The best part of my job is seeing recommendations come to life - and this week I got that in abundance! For the past two years, our firm has been working with LISC MetroEdge on a program called Corridors of Retail Excellence (CORE). The program is special because it requires close collaboration with a local community organization in the design and execution of strategic corridor improvements. Once a number of strategies are selected, the program will fund up to $30k+ towards a series of short-term, catalytic projects. What makes this program even more unique is that during the course of the program, a dedicated "scribe" (i.e journalist) chronicles the outcomes with news articles (see previous post on the scribe program) that are then posted on the program's website and widely distributed to local media outlets. After testing the program in Richmond Virginia and Rhode Island with HUD Section 4 monies, a full-blown pilot program was funded by PNC and six selected corridors in three cities were selected (Philadelphia, Pittsburgh and Chicago). I am fortunate to have had to opportunity to lead three programs in the neighborhoods of Lawrenceville and Mount Washington in Pittsburgh, and East Girard/Fishtown in Philadelphia.

Yesterday was the press event for Mount Washington, a community in Pittsburgh that is renown for its amazing view of the City, accessed by funicular cars that crawl up the side of a steep incline. When our team visited Mount Washington over 18 months ago, our discussions with our on-the-ground partners Mount Washington CDC centered around the fact that 1.5 million visitors visit annually for the view, but few walk down the streets and patronize local businesses. The reasons are myriad, from the bend in the street that makes it hard for visitors to see what is down the street, to the lack of an inspiring retail mix that offers limited reasons to wander. As we spent the day on our diagnostic tour speaking with business and property owners, it became clear that there were a few fairly low-cost, high impact activities that might help turn the tide. Additionally, we recongized the need to measure the impact of our work (a critical but often overlooked element of commercial revitalization) and began collecting baseline metrics, in this case pedestrian counts, that would allow us to measure the impact of our efforts over time. The program recommendations included a mix of immediate activities, including vertical "blade" signs for some of the businesses that would cue visitors to business activity down the street. We also proposed a printed business directory and an online interactive smartphone application that would allow locals and visitors alike to find and patronize local businesses. Finally, in a effort to improve tenant mix over the long term, MetroEdge analysis was used to develop a comprehensive retail attraction package that will be part of a comprehensive retail attraction effort led by MWCDC. Here are some fun pics from the event and some of the fantastic local coverage that the project has received, coverage that served multiple purposes, including raising the profile of the local businesses and driving additional traffic down the street. I'll be excited to share the results of our second round of pedestrian counts at the end of the summer! 
Vincent Deandrea of Deandrea Designs in front of his new sign. Vincent has already noted an increase in foot traffic since the signs were installed. 

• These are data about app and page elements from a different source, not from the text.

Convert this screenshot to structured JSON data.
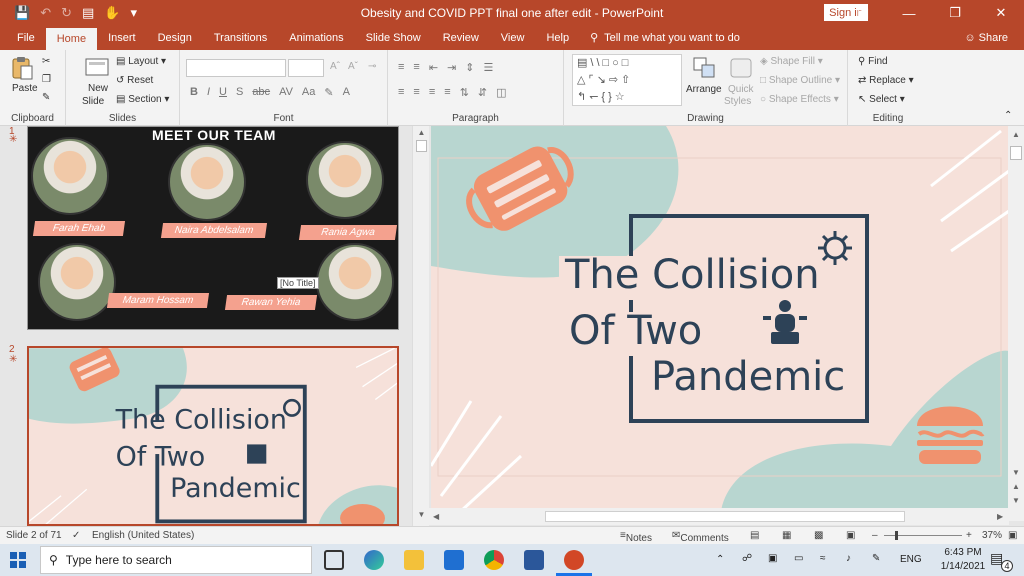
{
  "window": {
    "title": "Obesity and COVID PPT final one after edit  -  PowerPoint",
    "signin_label": "Sign in",
    "accent_color": "#b7472a"
  },
  "ribbon_tabs": [
    "File",
    "Home",
    "Insert",
    "Design",
    "Transitions",
    "Animations",
    "Slide Show",
    "Review",
    "View",
    "Help"
  ],
  "tell_me": "Tell me what you want to do",
  "share_label": "Share",
  "ribbon": {
    "clipboard": {
      "paste": "Paste",
      "label": "Clipboard"
    },
    "slides": {
      "new_slide": "New",
      "new_slide_2": "Slide",
      "layout": "Layout",
      "reset": "Reset",
      "section": "Section",
      "label": "Slides"
    },
    "font": {
      "label": "Font"
    },
    "paragraph": {
      "label": "Paragraph"
    },
    "drawing": {
      "arrange": "Arrange",
      "quick_styles": "Quick",
      "quick_styles_2": "Styles",
      "shape_fill": "Shape Fill",
      "shape_outline": "Shape Outline",
      "shape_effects": "Shape Effects",
      "label": "Drawing"
    },
    "editing": {
      "find": "Find",
      "replace": "Replace",
      "select": "Select",
      "label": "Editing"
    }
  },
  "thumbnails": {
    "slide1_number": "1",
    "slide2_number": "2",
    "team_title": "MEET OUR TEAM",
    "members": [
      "Farah Ehab",
      "Naira Abdelsalam",
      "Rania Agwa",
      "Maram Hossam",
      "Rawan Yehia"
    ],
    "no_title_tooltip": "[No Title]"
  },
  "slide": {
    "line1": "The Collision",
    "line2": "Of Two",
    "line3": "Pandemic",
    "bg_color": "#f6e1da",
    "accent_shape_color": "#b8d6d0",
    "icon_color": "#f0926e",
    "text_color": "#2d4257"
  },
  "status": {
    "slide_info": "Slide 2 of 71",
    "language": "English (United States)",
    "notes": "Notes",
    "comments": "Comments",
    "zoom": "37%"
  },
  "taskbar": {
    "search_placeholder": "Type here to search",
    "language": "ENG",
    "time": "6:43 PM",
    "date": "1/14/2021",
    "notification_count": "4"
  }
}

It takes a team!! For nearly two years, I have worked closely with Jason Kambitsis (right), Executive Director of Mount Washington CDC and Sarah Dielman-Perry (center) of PPND. It was great to celebrate with them! Yes, that's me on the right. :)

The retail recruitment package was incredibly creative and included these lux boxes with individual cards outlining key assets in the community, as well as a wooden USB drive with data included. In addition, nearly 7,000 district directories will be distributed at local businesses - these directories are also tucked in to the marketing package and help to communicate to new businesses the extent to which they receive free marketing if they locate to the district.

Vickie Pisowicz, owner of Grandview Bakery in front of her sign. These signs also include an international icon in a nod to the many non-English speaking visitors that travel to Pittsburgh every year.